  2. ^ a b Lewis, Michael (2008). The Real Price of Everything. 
  3. ^ Sagan, Carl (1995). The Demon-Haunted World. 
  4. ^ MacKay, Charles (1 December 2008). Extraordinary Popular Delusions, the Money Mania: The Mississippi Scheme, the South-sea Bubble, & the Tulipomania. Cosimo, Inc. p. 88. ISBN 978-1-60520-547-2. Retrieved 8 June 2013. 
  5. ^ Odyyzko, Andrew (2012). Charles Mackay’s own extraordinary popular delusions and the Railway Mania (PDF). p. 2. 
  6. ^ "Tulips". library.wur.nl. 
  7. ^ Garber, Peter M. (2001). Famous First Bubbles. 
  8. ^ Dash, Mike (2001). Tulipomania: The Story of the World's Most Coveted Flower & the Extraordinary Passions It Aroused. 
  9. ^ Vonnegut, Kurt, Jr. (1971). Slaughterhouse Five. 
  10. ^ Baruch, Bernard (1957). My Own Story. New York: Henry Holt. pp. 242–245. 

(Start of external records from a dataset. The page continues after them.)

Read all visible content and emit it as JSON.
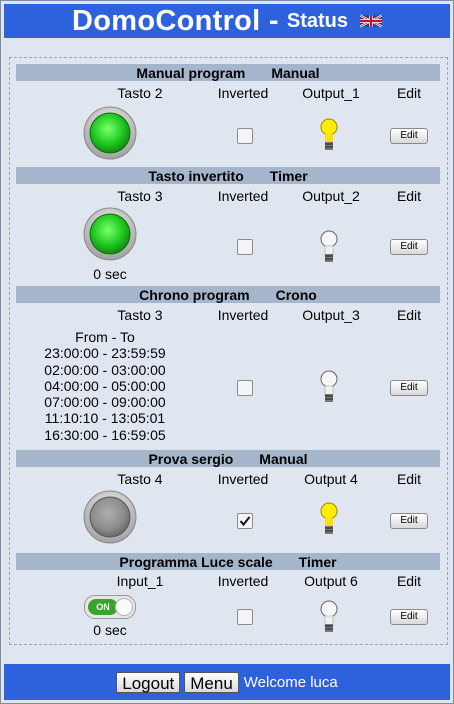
{
  "header": {
    "title": "DomoControl -",
    "subtitle": "Status",
    "flag_icon": "uk-flag-icon"
  },
  "columns": {
    "inverted": "Inverted",
    "edit": "Edit"
  },
  "edit_button": "Edit",
  "programs": [
    {
      "name": "Manual program",
      "mode": "Manual",
      "input": "Tasto 2",
      "output": "Output_1",
      "inverted": false,
      "input_state": "on",
      "output_on": true
    },
    {
      "name": "Tasto invertito",
      "mode": "Timer",
      "input": "Tasto 3",
      "output": "Output_2",
      "inverted": false,
      "input_state": "on",
      "output_on": false,
      "timer": "0 sec"
    },
    {
      "name": "Chrono program",
      "mode": "Crono",
      "input": "Tasto 3",
      "output": "Output_3",
      "inverted": false,
      "output_on": false,
      "schedule_header": "From - To",
      "schedule": [
        "23:00:00 - 23:59:59",
        "02:00:00 - 03:00:00",
        "04:00:00 - 05:00:00",
        "07:00:00 - 09:00:00",
        "11:10:10 - 13:05:01",
        "16:30:00 - 16:59:05"
      ]
    },
    {
      "name": "Prova sergio",
      "mode": "Manual",
      "input": "Tasto 4",
      "output": "Output 4",
      "inverted": true,
      "input_state": "off",
      "output_on": true
    },
    {
      "name": "Programma Luce scale",
      "mode": "Timer",
      "input": "Input_1",
      "output": "Output 6",
      "inverted": false,
      "output_on": false,
      "switch_label": "ON",
      "timer": "0 sec"
    }
  ],
  "footer": {
    "logout": "Logout",
    "menu": "Menu",
    "welcome": "Welcome luca"
  },
  "colors": {
    "header_bg": "#2e62dd",
    "section_bar": "#a5b6cc",
    "page_bg": "#dfe6f0",
    "knob_on": "#22cc22"
  }
}
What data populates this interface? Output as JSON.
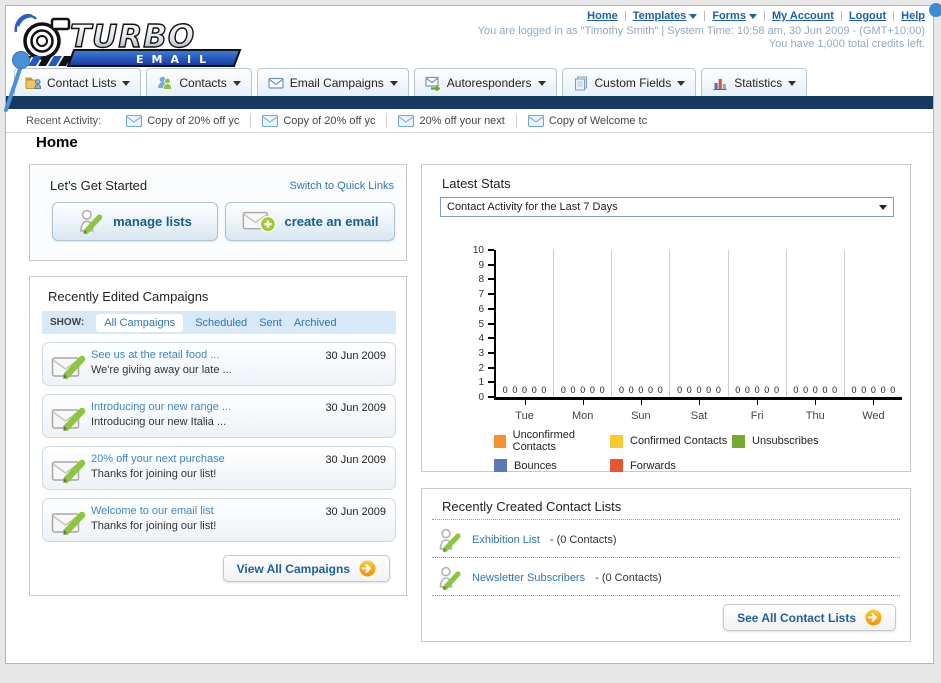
{
  "logo": {
    "title": "TURBO",
    "subtitle": "EMAIL"
  },
  "header": {
    "links": [
      {
        "label": "Home",
        "icon": null
      },
      {
        "label": "Templates",
        "icon": "chevron-down-icon"
      },
      {
        "label": "Forms",
        "icon": "chevron-down-icon"
      },
      {
        "label": "My Account",
        "icon": null
      },
      {
        "label": "Logout",
        "icon": null
      },
      {
        "label": "Help",
        "icon": null
      }
    ],
    "login_line1": "You are logged in as \"Timothy Smith\" | System Time: 10:58 am, 30 Jun 2009 - (GMT+10:00)",
    "login_line2": "You have 1,000 total credits left."
  },
  "nav": {
    "tabs": [
      {
        "label": "Contact Lists",
        "icon": "folder-user-icon"
      },
      {
        "label": "Contacts",
        "icon": "people-icon"
      },
      {
        "label": "Email Campaigns",
        "icon": "envelope-icon"
      },
      {
        "label": "Autoresponders",
        "icon": "envelope-arrow-icon"
      },
      {
        "label": "Custom Fields",
        "icon": "pages-icon"
      },
      {
        "label": "Statistics",
        "icon": "bar-chart-icon"
      }
    ]
  },
  "recent_activity": {
    "label": "Recent Activity:",
    "items": [
      {
        "label": "Copy of 20% off yc",
        "icon": "envelope-icon"
      },
      {
        "label": "Copy of 20% off yc",
        "icon": "envelope-icon"
      },
      {
        "label": "20% off your next",
        "icon": "envelope-icon"
      },
      {
        "label": "Copy of Welcome tc",
        "icon": "envelope-icon"
      }
    ]
  },
  "page": {
    "title": "Home"
  },
  "get_started": {
    "title": "Let's Get Started",
    "switch_link": "Switch to Quick Links",
    "manage_lists_label": "manage lists",
    "create_email_label": "create an email"
  },
  "campaigns": {
    "title": "Recently Edited Campaigns",
    "show_label": "SHOW:",
    "filters": [
      {
        "label": "All Campaigns",
        "active": true
      },
      {
        "label": "Scheduled",
        "active": false
      },
      {
        "label": "Sent",
        "active": false
      },
      {
        "label": "Archived",
        "active": false
      }
    ],
    "items": [
      {
        "title": "See us at the retail food ...",
        "subtitle": "We're giving away our late ...",
        "date": "30 Jun 2009"
      },
      {
        "title": "Introducing our new range ...",
        "subtitle": "Introducing our new Italia ...",
        "date": "30 Jun 2009"
      },
      {
        "title": "20% off your next purchase",
        "subtitle": "Thanks for joining our list!",
        "date": "30 Jun 2009"
      },
      {
        "title": "Welcome to our email list",
        "subtitle": "Thanks for joining our list!",
        "date": "30 Jun 2009"
      }
    ],
    "view_all_label": "View All Campaigns"
  },
  "stats": {
    "title": "Latest Stats",
    "select_value": "Contact Activity for the Last 7 Days"
  },
  "chart_data": {
    "type": "bar",
    "title": "Contact Activity for the Last 7 Days",
    "categories": [
      "Tue",
      "Mon",
      "Sun",
      "Sat",
      "Fri",
      "Thu",
      "Wed"
    ],
    "series": [
      {
        "name": "Unconfirmed Contacts",
        "color": "#F5922F",
        "values": [
          0,
          0,
          0,
          0,
          0,
          0,
          0
        ]
      },
      {
        "name": "Confirmed Contacts",
        "color": "#FBC82F",
        "values": [
          0,
          0,
          0,
          0,
          0,
          0,
          0
        ]
      },
      {
        "name": "Unsubscribes",
        "color": "#74AB2C",
        "values": [
          0,
          0,
          0,
          0,
          0,
          0,
          0
        ]
      },
      {
        "name": "Bounces",
        "color": "#5A79B5",
        "values": [
          0,
          0,
          0,
          0,
          0,
          0,
          0
        ]
      },
      {
        "name": "Forwards",
        "color": "#E85530",
        "values": [
          0,
          0,
          0,
          0,
          0,
          0,
          0
        ]
      }
    ],
    "ylim": [
      0,
      10
    ],
    "y_ticks": [
      0,
      1,
      2,
      3,
      4,
      5,
      6,
      7,
      8,
      9,
      10
    ],
    "grid": "vertical-only",
    "legend_position": "bottom",
    "value_labels_shown": true
  },
  "contact_lists": {
    "title": "Recently Created Contact Lists",
    "items": [
      {
        "name": "Exhibition List",
        "detail": "- (0 Contacts)"
      },
      {
        "name": "Newsletter Subscribers",
        "detail": "- (0 Contacts)"
      }
    ],
    "see_all_label": "See All Contact Lists"
  }
}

  11. ^ Ohayon, Albert. "John Law and the Mississippi Bubble: The Madness of Crowds". NFB.ca Blog. National Film Board of Canada. Retrieved 22 June 2011. 

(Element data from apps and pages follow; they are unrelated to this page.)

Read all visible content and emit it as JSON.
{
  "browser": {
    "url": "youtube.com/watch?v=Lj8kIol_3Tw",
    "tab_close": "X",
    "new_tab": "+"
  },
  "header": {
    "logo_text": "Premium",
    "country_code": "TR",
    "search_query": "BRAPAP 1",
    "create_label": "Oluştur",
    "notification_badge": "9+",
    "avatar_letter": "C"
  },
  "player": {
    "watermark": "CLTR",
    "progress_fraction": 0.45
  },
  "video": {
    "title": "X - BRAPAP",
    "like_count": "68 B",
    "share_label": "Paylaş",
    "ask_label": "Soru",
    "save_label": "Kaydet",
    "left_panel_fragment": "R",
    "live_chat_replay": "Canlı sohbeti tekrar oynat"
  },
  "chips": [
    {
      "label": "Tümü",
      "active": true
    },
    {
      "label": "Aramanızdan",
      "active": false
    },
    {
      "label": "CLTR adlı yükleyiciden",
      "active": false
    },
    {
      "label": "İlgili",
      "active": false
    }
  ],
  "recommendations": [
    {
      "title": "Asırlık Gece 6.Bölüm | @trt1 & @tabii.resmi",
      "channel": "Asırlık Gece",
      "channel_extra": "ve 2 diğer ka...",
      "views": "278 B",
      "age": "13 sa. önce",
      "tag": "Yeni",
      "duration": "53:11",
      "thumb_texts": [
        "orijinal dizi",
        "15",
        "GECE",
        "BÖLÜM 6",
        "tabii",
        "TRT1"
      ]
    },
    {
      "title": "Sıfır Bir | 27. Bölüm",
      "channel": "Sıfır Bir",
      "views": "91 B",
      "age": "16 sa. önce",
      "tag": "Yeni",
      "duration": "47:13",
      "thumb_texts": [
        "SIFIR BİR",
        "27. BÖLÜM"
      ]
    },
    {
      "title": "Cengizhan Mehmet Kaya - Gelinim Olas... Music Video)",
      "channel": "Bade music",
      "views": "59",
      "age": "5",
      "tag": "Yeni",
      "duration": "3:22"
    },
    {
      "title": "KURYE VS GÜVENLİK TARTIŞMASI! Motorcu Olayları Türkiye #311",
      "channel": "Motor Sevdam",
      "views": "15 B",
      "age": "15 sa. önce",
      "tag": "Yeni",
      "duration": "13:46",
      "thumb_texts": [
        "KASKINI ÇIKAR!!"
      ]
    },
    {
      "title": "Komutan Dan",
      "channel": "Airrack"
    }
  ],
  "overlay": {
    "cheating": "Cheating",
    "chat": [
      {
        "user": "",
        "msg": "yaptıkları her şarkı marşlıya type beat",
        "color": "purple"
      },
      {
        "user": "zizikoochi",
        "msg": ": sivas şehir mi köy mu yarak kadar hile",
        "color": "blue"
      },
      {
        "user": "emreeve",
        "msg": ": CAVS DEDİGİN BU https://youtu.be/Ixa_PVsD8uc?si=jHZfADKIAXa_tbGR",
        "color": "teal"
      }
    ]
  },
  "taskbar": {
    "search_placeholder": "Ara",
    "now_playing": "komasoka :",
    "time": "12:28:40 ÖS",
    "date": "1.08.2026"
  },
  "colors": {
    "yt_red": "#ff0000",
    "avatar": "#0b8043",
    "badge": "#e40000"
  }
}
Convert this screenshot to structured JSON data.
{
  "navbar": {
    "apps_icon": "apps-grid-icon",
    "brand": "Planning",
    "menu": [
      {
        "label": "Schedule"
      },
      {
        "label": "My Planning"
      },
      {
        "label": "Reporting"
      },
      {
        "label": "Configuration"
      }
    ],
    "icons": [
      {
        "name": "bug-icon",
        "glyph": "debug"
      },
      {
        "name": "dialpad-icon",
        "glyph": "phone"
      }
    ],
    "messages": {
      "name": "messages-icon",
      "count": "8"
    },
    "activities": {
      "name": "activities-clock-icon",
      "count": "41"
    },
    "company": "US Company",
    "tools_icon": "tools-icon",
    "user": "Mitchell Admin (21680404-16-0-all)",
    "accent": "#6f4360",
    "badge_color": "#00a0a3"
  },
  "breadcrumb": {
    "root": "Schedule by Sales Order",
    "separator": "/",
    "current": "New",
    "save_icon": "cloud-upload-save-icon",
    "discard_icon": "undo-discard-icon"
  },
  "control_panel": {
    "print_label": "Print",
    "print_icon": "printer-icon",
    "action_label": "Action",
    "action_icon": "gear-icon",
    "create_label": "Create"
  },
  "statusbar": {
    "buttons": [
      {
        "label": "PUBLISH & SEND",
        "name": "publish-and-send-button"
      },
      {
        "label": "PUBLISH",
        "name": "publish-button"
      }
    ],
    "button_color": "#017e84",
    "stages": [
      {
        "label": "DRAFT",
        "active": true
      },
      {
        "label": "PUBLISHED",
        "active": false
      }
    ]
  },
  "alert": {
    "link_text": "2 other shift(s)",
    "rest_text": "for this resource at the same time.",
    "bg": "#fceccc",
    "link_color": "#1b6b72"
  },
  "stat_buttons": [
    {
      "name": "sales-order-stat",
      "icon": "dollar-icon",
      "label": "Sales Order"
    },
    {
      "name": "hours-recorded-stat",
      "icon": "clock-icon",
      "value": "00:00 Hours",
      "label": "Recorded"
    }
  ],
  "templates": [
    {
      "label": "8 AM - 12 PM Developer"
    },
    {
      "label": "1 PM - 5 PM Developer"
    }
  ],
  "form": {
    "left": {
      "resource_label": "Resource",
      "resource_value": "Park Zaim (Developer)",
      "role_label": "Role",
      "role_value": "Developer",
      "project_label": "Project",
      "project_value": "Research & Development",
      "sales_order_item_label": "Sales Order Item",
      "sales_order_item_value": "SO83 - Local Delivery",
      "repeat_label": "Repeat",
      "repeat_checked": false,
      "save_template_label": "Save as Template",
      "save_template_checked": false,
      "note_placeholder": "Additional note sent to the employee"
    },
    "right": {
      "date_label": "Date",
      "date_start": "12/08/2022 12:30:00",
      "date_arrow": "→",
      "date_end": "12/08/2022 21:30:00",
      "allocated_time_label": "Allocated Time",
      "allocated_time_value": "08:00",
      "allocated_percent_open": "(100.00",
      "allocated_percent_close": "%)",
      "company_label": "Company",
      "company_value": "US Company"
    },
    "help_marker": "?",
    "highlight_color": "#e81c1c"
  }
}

  12. ^ "China Bubble Mania". Forbes. 2007-05-30. Retrieved 2009-10-30. 
  13. ^ Gaiman, Neil (1991). The Sandman Vol. 3: Dream Country. 
  14. ^ "The Madness of Crowds, Past and Present". BusinessWeek. Retrieved 2009-10-01. 
  15. ^ "The books cashing in on the crash". The Independent (London). 2009-11-20. Retrieved 2009-11-23. 
  16. ^ Streitfeld, David; and Healy, Jack (2009-04-29). "Phoenix Leads the Way Down in Home Prices". The New York Times. Retrieved 2009-11-23. 
  17. ^ Delasantellis, Julian (2007-03-16). "The subprime dominoes in motion". Asia Times. Retrieved 2010-11-15. 
  18. ^ "To be honest, it's totally random". New Statesman. Retrieved 2009-10-12. 
  19. ^ Surowiecki, James (2004). The Wisdom of Crowds. 


  • Dash, Mike (1999). Tulipomania: The Story of the World's Most Coveted Flower and the Extraordinary Passions It Aroused. New York: Crown Publishers. ISBN 978-0-609-60439-7. OCLC 41967050. 
  • Garber, Peter M. (2000). Famous First Bubbles: The Fundamentals of Early Manias. Cambridge, MA: MIT Press. ISBN 978-0-262-57153-1. OCLC 43552719. 
  • Goldgar, Anne (2007). Tulipmania: Money, Honor, and Knowledge in the Dutch Golden Age. Chicago: University of Chicago Press. ISBN 978-0-226-30125-9. OCLC 76897793. 
  • MacKay, Charles (1980). Extraordinary Popular Delusions and the Madness of Crowds (with a foreword by Andrew Tobias, 1841). New York: Harmony Books. ISBN 978-0-517-54123-4. OCLC 5750576. 
  • Phillips, Tim (2009). Charles Mackay's Extraordinary Popular Delusions and the Madness of Crowds: A Modern-day Interpretation of a Finance Classic. Oxford: Infinite Ideas. ISBN 978-1-905-94091-2. 

External links[edit]

The book is in the public domain and is available online from a number of sources: